Mr Barry was discharged from the Marines because of his hearing loss. Johnson J accepted his evidence that his hearing loss did have a substantial adverse effect on his day-to-day activities. He therefore found that Mr Barry was disabled within the meaning of the Ogden tables.

The MOD invited the court to award future earnings losses only on a Smith v Manchester basis, because there was no significant difference between Mr Barry’s pre- and post-injury earning capacity. However, Johnson J considered that there was a diminution in his future in capacity as a result of his hearing loss. This led to the conventional multiplier multiplicand basis being used.

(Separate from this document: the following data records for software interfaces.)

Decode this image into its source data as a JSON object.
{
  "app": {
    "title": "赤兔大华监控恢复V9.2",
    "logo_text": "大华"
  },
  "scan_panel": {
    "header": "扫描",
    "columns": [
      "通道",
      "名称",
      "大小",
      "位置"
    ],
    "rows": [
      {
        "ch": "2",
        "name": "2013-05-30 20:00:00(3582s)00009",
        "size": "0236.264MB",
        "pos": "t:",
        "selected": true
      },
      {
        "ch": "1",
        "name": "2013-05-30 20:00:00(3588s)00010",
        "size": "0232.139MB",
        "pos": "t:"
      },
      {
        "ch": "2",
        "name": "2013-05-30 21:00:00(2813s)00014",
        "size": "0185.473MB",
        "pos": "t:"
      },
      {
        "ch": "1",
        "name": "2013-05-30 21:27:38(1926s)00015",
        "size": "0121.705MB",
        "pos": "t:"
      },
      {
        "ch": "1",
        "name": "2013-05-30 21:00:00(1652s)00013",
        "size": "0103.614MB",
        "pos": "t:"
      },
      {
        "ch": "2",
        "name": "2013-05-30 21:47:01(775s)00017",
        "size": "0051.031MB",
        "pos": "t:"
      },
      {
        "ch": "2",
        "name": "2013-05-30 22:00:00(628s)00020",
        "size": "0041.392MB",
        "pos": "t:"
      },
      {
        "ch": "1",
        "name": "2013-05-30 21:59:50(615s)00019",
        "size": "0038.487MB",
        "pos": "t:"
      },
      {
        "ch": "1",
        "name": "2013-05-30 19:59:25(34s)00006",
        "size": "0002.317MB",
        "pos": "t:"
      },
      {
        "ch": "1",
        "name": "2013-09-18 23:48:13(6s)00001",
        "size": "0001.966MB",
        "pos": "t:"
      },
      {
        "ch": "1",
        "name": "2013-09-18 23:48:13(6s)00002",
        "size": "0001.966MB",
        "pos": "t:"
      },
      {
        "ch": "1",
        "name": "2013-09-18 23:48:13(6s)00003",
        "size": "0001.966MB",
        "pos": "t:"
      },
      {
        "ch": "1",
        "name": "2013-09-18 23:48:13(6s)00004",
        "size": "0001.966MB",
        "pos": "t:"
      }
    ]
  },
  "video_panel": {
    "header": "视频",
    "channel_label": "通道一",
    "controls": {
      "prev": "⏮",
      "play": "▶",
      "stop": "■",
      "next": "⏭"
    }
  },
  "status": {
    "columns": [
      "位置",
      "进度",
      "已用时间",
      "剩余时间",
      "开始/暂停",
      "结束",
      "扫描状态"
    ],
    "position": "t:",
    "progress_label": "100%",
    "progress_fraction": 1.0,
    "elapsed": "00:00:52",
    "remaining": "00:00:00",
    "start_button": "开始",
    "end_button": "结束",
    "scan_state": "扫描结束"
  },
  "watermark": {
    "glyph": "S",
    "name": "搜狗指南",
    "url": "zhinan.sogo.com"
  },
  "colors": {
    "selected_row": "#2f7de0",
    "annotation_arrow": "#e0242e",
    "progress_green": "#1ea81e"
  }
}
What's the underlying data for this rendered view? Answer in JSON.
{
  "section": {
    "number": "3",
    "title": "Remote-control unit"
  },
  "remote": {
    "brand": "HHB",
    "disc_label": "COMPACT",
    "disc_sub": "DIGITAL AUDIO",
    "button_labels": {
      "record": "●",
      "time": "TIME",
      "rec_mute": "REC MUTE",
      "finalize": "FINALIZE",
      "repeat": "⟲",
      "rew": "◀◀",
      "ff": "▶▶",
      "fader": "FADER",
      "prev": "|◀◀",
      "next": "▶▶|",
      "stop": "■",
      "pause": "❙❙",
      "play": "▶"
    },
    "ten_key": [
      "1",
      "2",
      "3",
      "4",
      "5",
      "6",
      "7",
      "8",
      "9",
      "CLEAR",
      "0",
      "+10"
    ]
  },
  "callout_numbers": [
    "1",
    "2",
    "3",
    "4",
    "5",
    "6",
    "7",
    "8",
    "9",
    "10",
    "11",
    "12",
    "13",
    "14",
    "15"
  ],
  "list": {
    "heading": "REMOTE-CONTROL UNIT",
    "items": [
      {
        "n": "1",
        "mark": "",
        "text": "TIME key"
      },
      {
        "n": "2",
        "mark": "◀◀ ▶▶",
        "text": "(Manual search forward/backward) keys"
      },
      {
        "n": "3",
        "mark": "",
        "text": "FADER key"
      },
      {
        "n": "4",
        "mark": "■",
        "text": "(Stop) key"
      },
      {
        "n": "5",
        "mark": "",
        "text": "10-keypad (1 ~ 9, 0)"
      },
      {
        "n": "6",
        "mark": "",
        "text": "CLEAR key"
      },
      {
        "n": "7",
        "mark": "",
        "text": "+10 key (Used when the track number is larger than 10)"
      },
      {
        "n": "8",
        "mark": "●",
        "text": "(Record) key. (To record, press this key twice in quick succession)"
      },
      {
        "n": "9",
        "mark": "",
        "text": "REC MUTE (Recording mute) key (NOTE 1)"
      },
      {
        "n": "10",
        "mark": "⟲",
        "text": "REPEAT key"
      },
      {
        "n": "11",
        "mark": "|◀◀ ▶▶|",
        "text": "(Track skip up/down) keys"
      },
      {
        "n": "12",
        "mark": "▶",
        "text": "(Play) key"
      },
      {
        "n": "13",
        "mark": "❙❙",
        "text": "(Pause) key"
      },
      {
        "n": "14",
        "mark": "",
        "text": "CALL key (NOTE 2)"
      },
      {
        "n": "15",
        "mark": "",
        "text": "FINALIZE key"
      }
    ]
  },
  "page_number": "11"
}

Johnson J specifically rejected the submission that Ogden should be disapplied, because the case was analogous to Billett v MOD. He considered that Mr Barry’s case was not at the “outer fringe of the spectrum covered by disability”, but rather, fell squarely within one of the examples given in the guidance because he was not pursuing his chosen career in the military. A further factor was that all of his remaining career options involved the need to communicate to a greater or lesser extent, and were therefore impacted by his hearing loss.

Johnson J then considered the reduction factors for contingencies other than mortality, and the revised Ogden guidance in the 8th edition of the tables. He considered that Mr Barry’s qualifications best met education level 2, which would provide a disabled reduction factor of 0.45, and a non-disabled reduction factor of 0.89.

He was persuaded that the “full” disabled reduction factor was probably not applicable, because Mr Barry’s disability was mild to moderate, and he could obtain some amelioration from hearing aids. He therefore adjusted the reduction factor, but followed the revised Ogden guidance to make an adjustment which was considerably more modest than the traditional “midpoint” (as done in Inglis v Ministry of Defence and a number of cases before and since).

He observed that the revised guidance was critical of this approach, and suggests that any adjustment should be made to the reduction factor for a different education level (on the basis that these more modest adjustments better represent greater employability, without underplaying the effect of disability).

He therefore took an adjusted reduction factor as if Mr Barry was at education level 3, rather than education level 2. This made the disabled reduction factor 0.56.

Causation and quantification

The Court considered the models of Professor Lutman (for the defendant) and Professor Moore (for the claimant), who have competing methods for diagnosing and quantify noise induced hearing loss.

Ultimately, Johnson J decided not resolve these issues. The two professors, despite applying different methods, agreed that Mr Barry suffered noise induced hearing loss as a result of noise exposure during his service in the Royal Marines, and were in broad agreement on the quantification of that loss. Johnson J considered that it was inappropriate to resolve the considerable issues between Professors Lutman and Moore, particularly when there is a large cohort of military noise induced to hearing loss claims in the background in which these scientific issues will be determined on a test case basis.

Johnson J declined to make a finding in the circumstances, although he did remark that he had no doubts as to the scientific integrity of both experts.


The court’s findings on future loss of earnings will be of the greatest relevance to personal injury practitioners more widely.

There is only one case which has considered the adjustment of reduction factors since the eighth edition of the Ogden tables was published in July 2020 (Palmer v Mantas [2022] EWHC 90 (QB)). The judge in that case did not expressly consider, as Johnson J did in Barry, the revised guidance on the adjustment of reduction factors, but instead relied on dicta from cases decided under earlier editions of the Tables.

Johnson J’s clear endorsement of the rationale behind the more recent guidance, and his detailed analysis of the factors going into an appropriate reduction factor, mean that this case is likely to attract wider attention beyond those interested in military and industrial disease claims.

The MOD has sought permission to appeal.